The Australian maintained his perfect record of seven wins from seven finals in major tournaments by defeating Englishman Shaun Murphy 10-6 at Alexandra Palace in north London.
The week-long Masters is considered one of the toughest tournaments to win because it only involves the world’s top 16 players.
Robertson, who collected £150,000 for his efforts, is the first Australian and only the fourth player from outside Britain to win the Masters.
Having won the 2010 world championship, the 29-year-old only needs to take out the UK Championship to become the first non-British player to complete the Triple Crown.
“It means a lot after the world championship. This is the tournament that I really wanted to win,” Robertson said. “In order to win this tournament, you have to beat all the best players in the world and my path to the final has not been easy.
“I am absolutely over the moon. Everyone in Australia will be watching and just a thank you to all the support I received.”
World No.4 Robertson celebrated the title with his Norwegian partner Millie and briefly let his toddler son Alexander loose on the table.
The Victorian’s tale of persistence is worth retelling. He has only cut it professionally at his third attempt, having arrived in Cambridge with £500 of borrowed money and needing to be lent a waistcoat for competition.
Robertson emerged out of a tight first session on Sunday night with a 5-3 lead before charging out to a 9-4 advantage. However with victory in sight, Murphy relaxed and collected the next two frames before Robertson held his nerve to take out the win.
Chants of “Aussie Aussie Aussie, Oi Oi Oi” kicked off once he had seized a match-winning lead in the final frame of the best-of-19 final. Robertson’s one-year-old son Alexander joined in the applause by clapping his father’s victory during the presentation.
The Australian had a tough path to the final, defeating two-time world champion Mark Williams, 2011 UK Championship finalist Mark Allen and rising star Judd Trump.
The vanquished Murphy led the plaudits for Robertson.

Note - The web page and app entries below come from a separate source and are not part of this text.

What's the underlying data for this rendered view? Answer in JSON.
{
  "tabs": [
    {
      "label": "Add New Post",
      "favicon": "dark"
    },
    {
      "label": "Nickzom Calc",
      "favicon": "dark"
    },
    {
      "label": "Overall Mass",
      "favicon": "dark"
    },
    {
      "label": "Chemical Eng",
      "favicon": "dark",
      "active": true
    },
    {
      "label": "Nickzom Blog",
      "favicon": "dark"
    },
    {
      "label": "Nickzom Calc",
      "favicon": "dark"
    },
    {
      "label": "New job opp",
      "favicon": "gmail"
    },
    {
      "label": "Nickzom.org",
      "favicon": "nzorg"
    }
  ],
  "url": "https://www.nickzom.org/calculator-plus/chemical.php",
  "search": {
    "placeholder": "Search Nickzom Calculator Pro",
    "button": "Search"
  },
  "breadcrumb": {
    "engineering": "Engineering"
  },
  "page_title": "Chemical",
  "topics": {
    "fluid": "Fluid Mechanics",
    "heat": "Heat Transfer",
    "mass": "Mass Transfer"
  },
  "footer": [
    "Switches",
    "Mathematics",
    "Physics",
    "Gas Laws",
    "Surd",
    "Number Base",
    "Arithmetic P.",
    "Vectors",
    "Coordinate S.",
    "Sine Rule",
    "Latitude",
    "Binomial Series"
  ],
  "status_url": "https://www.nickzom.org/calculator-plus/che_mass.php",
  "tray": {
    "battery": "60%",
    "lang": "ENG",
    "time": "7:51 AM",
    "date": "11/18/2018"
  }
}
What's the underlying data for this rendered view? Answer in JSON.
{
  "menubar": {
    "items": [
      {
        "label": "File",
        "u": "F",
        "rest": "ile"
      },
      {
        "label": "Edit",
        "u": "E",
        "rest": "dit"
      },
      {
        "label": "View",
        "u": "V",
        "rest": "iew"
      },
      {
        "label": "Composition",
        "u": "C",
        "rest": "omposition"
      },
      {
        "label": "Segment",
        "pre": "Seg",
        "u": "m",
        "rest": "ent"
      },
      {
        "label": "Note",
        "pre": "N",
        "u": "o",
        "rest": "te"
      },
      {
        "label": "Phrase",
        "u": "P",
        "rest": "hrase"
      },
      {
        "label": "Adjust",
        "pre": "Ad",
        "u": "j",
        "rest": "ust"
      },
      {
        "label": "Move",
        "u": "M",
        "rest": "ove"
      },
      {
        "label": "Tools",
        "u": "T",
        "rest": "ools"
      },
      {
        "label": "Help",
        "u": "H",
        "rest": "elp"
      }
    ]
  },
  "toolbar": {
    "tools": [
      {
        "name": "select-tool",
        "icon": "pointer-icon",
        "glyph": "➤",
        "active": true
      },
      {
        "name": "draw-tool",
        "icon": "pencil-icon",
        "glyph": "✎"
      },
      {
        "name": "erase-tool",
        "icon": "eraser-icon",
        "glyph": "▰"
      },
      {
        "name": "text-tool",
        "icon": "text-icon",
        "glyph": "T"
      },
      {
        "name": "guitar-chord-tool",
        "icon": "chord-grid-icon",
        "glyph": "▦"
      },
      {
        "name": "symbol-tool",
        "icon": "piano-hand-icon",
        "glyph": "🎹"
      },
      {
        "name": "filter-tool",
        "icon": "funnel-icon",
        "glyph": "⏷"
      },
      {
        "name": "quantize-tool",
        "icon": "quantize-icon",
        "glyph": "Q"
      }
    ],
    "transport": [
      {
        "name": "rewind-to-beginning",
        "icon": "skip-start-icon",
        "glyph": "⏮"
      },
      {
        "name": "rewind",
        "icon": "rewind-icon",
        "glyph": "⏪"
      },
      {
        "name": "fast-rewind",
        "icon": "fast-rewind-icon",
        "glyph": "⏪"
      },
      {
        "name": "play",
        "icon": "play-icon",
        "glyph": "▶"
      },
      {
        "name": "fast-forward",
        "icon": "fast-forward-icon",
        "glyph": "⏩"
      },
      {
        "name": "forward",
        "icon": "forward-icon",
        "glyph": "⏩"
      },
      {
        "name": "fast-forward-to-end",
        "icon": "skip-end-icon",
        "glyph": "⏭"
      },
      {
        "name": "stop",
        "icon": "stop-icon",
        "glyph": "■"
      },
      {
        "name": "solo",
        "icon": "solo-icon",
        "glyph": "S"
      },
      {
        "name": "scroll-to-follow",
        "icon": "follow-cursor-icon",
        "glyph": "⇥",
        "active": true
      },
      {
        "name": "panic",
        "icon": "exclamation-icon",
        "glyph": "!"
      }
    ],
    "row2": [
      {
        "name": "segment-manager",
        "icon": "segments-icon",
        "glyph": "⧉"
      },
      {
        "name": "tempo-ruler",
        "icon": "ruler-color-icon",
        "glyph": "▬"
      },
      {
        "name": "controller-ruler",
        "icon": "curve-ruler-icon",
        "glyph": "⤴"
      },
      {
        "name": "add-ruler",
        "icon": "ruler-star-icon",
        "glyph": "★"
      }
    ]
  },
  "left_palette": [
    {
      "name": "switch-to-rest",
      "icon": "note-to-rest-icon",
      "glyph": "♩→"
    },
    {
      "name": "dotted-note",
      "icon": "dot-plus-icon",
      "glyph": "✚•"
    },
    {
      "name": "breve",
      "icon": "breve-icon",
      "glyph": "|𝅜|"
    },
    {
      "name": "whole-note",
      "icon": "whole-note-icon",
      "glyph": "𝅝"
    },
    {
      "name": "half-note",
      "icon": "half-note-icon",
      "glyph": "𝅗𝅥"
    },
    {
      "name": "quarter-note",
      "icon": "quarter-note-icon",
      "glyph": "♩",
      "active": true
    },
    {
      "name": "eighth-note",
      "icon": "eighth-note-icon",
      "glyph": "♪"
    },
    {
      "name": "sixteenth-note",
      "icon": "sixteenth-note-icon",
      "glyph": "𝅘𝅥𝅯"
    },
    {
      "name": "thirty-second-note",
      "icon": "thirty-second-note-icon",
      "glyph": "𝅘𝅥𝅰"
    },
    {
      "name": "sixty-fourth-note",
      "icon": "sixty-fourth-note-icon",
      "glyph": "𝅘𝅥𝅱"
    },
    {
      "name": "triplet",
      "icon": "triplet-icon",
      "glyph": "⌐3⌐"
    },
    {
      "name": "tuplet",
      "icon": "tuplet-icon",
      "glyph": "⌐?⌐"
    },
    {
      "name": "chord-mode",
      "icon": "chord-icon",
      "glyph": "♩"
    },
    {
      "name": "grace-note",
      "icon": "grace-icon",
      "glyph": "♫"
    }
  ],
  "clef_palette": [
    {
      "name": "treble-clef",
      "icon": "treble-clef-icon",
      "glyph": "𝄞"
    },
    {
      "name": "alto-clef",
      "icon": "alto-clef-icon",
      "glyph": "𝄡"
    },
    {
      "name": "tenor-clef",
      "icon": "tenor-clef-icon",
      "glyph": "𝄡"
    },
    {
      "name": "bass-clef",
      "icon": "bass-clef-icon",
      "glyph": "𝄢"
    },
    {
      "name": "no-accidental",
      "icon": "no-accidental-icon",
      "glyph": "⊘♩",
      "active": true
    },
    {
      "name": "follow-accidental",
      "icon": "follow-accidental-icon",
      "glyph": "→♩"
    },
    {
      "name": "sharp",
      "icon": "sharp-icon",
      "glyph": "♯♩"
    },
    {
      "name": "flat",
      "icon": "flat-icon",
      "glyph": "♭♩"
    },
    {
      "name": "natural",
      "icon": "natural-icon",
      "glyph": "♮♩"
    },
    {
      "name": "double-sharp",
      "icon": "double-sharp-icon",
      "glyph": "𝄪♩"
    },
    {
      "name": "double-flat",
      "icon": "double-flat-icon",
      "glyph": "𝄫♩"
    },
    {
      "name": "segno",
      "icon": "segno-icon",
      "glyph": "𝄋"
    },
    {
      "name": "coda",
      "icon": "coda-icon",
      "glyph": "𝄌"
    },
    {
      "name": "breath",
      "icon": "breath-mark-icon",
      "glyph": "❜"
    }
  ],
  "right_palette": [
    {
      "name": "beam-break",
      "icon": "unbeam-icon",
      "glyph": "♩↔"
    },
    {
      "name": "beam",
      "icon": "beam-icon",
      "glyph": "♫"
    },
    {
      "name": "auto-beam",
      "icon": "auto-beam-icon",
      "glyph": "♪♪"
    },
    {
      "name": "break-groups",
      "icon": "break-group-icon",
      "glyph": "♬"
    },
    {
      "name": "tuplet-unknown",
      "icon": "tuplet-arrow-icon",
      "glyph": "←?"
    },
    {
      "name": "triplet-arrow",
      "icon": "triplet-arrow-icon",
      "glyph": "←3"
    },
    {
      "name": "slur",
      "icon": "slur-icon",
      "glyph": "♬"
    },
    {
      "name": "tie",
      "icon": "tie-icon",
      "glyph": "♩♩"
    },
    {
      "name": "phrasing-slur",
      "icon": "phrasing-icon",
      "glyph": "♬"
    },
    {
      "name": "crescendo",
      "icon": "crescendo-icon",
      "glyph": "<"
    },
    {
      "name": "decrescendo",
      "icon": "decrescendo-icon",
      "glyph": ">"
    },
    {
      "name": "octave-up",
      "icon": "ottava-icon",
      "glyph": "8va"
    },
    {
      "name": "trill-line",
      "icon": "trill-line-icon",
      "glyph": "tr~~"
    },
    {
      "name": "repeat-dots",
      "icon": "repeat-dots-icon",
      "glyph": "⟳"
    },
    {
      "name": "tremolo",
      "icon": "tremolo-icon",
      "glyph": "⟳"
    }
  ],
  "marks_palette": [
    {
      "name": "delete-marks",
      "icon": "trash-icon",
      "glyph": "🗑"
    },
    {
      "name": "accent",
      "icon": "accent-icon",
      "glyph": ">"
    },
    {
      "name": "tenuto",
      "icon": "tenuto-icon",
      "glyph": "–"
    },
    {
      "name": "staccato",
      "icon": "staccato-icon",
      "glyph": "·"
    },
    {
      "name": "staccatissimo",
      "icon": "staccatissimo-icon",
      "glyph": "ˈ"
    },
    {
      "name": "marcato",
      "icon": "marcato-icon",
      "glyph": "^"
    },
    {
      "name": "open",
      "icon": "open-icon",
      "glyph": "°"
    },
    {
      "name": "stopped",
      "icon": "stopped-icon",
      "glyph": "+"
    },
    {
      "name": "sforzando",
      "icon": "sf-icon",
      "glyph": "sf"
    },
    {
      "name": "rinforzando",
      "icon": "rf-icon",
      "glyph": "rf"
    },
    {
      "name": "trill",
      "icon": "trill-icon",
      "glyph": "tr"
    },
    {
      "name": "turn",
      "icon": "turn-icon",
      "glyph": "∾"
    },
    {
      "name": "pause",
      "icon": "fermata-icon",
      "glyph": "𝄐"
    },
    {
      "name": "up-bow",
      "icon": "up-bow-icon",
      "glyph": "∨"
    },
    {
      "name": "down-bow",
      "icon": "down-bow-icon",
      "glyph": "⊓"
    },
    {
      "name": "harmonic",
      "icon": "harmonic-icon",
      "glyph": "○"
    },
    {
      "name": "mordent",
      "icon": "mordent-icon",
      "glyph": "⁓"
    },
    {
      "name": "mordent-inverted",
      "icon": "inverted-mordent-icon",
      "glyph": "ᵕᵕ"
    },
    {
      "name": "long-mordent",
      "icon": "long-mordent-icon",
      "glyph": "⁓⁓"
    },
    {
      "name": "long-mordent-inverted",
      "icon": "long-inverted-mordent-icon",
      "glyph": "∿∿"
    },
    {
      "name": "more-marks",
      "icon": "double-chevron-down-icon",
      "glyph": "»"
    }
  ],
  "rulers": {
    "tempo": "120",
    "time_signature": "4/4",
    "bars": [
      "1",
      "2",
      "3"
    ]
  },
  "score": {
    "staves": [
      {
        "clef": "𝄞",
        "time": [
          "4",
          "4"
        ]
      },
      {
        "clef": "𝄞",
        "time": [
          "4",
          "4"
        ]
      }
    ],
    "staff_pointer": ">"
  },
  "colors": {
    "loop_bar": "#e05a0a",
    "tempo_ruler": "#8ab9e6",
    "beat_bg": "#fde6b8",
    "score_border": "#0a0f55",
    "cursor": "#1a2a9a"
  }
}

“The lad is class,” he said. “He is a credit to his family and his country and our game. “We are lucky to have someone like Neil involved in our game. He is a true pro and he played better than me on the day.”